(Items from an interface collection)

=== Section Start ===

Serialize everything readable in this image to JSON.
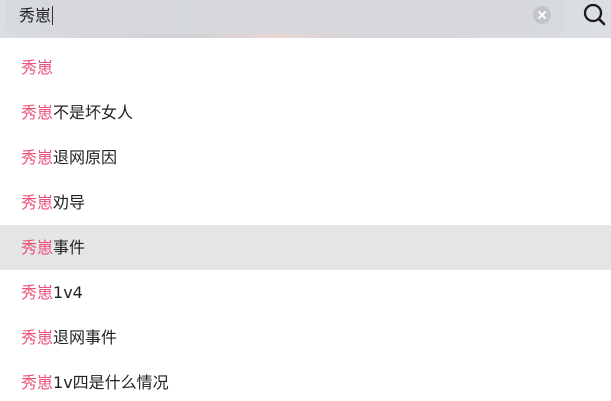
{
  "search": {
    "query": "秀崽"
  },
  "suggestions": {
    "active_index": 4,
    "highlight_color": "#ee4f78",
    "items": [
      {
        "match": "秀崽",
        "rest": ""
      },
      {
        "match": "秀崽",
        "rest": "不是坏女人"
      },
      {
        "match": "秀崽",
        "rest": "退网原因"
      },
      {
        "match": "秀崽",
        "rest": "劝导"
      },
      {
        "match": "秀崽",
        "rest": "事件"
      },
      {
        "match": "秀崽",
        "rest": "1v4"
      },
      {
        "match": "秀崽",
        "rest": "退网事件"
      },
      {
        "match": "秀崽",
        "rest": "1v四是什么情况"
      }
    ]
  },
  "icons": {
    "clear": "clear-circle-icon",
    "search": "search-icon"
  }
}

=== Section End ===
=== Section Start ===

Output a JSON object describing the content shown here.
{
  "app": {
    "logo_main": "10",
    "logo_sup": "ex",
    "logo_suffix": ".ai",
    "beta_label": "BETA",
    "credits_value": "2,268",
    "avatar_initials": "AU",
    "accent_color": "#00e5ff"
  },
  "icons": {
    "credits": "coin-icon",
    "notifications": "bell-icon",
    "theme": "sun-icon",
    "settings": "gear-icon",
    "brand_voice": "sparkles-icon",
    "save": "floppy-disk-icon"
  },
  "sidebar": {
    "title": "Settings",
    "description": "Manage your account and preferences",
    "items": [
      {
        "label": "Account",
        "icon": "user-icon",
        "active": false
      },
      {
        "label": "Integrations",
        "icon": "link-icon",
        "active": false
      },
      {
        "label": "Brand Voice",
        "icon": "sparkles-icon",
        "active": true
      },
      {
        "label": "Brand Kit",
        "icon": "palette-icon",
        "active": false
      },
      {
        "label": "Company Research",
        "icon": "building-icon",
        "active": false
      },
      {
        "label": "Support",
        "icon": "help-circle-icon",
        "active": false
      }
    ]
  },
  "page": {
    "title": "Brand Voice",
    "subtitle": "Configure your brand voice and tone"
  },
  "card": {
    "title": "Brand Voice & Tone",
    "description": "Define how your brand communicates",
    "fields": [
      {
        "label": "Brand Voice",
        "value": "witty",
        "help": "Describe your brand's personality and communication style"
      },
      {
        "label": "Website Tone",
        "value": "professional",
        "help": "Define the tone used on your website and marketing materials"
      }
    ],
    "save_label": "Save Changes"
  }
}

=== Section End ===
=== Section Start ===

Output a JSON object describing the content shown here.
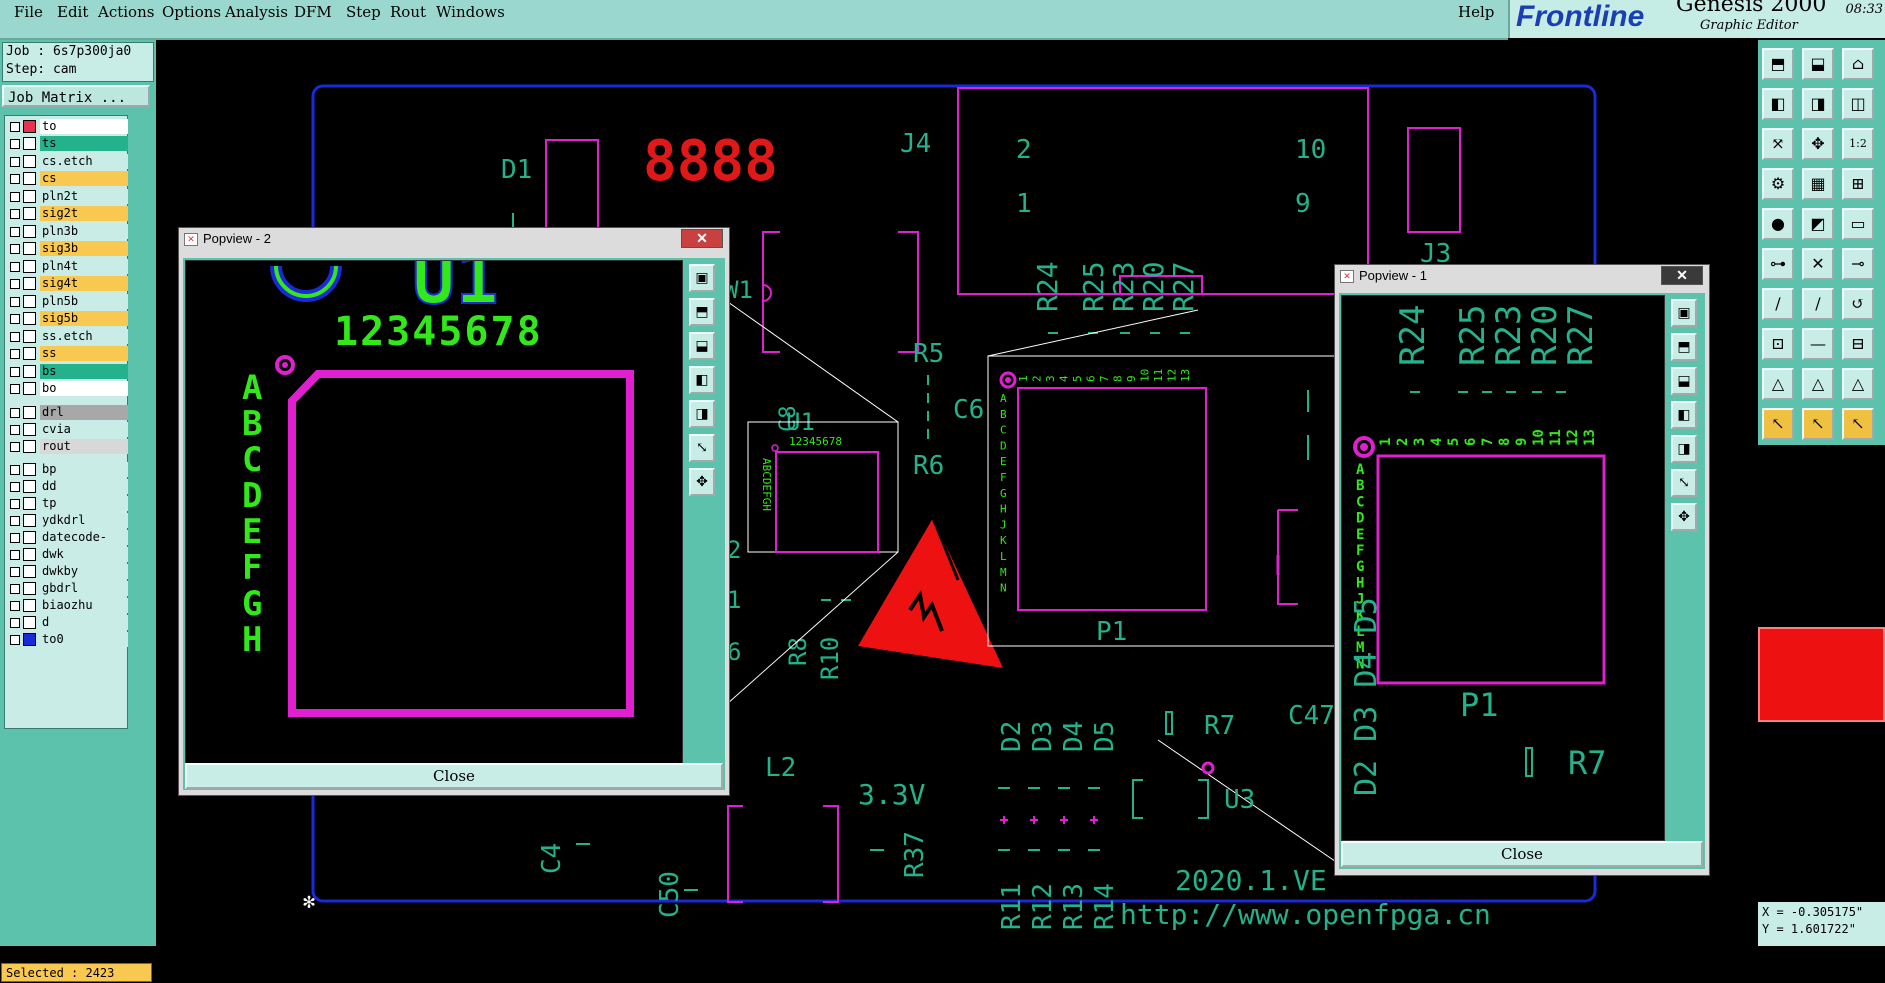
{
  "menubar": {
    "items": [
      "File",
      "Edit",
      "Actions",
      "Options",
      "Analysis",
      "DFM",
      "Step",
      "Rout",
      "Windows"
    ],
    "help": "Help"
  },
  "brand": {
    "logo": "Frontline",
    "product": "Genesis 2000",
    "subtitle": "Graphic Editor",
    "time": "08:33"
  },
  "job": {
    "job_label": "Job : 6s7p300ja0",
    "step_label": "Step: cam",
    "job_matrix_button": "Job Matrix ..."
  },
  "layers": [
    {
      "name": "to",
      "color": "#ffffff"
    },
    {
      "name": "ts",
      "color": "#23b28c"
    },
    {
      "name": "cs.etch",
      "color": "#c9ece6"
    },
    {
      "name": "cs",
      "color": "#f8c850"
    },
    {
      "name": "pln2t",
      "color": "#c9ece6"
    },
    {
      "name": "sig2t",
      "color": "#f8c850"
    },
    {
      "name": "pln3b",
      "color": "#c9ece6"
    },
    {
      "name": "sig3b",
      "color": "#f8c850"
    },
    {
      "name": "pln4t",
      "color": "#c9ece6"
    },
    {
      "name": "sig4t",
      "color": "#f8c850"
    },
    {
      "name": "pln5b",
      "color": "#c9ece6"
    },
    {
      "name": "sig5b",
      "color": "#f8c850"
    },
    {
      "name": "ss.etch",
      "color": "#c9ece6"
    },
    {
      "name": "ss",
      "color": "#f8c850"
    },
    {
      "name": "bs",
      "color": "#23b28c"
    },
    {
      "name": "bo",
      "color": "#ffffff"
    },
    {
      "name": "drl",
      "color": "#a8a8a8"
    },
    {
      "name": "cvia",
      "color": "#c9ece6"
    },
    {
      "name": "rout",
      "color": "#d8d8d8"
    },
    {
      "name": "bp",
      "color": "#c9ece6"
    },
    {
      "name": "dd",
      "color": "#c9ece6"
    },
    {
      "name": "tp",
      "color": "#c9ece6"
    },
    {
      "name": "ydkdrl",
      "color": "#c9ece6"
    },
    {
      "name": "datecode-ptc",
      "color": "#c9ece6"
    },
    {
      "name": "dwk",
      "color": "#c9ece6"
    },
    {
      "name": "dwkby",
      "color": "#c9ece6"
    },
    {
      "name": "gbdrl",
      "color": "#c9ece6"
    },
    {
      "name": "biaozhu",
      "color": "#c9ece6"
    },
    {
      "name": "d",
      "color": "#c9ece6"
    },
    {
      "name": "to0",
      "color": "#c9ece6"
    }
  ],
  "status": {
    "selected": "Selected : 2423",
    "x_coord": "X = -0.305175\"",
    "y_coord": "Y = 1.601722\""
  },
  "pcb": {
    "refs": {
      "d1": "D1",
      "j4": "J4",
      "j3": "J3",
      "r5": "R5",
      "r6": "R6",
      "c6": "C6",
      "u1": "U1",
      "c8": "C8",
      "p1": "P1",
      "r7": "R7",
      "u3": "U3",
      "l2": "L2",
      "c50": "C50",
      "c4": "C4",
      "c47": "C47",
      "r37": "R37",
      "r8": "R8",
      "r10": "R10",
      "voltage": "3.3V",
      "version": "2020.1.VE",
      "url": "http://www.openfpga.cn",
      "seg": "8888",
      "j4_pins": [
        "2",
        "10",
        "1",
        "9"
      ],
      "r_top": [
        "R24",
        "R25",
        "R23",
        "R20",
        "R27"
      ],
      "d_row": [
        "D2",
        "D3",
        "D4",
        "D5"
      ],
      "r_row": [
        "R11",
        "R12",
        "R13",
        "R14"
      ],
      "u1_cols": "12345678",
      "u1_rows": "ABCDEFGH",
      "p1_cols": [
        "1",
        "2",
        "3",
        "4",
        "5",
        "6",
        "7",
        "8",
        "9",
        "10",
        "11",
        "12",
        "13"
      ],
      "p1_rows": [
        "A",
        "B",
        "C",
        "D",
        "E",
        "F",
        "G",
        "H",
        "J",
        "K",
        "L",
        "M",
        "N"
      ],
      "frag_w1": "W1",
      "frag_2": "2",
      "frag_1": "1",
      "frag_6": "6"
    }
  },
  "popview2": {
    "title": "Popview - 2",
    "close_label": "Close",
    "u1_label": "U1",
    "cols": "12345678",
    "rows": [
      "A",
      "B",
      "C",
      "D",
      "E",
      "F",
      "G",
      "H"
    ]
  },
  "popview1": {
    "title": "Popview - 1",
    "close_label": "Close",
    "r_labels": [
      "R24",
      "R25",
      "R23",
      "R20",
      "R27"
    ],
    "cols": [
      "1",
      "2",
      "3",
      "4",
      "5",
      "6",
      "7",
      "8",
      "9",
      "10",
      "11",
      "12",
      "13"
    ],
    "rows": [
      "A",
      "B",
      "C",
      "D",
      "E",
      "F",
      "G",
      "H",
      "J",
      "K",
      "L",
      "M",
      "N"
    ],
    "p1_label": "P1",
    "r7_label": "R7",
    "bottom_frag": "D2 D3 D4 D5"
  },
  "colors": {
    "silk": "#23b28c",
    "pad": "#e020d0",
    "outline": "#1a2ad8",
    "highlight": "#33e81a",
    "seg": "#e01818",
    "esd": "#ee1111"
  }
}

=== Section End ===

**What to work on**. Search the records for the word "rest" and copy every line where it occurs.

**Solution to this problem**.
        "rest": ""
        "rest": "不是坏女人"
        "rest": "退网原因"
        "rest": "劝导"
        "rest": "事件"
        "rest": "1v4"
        "rest": "退网事件"
        "rest": "1v四是什么情况"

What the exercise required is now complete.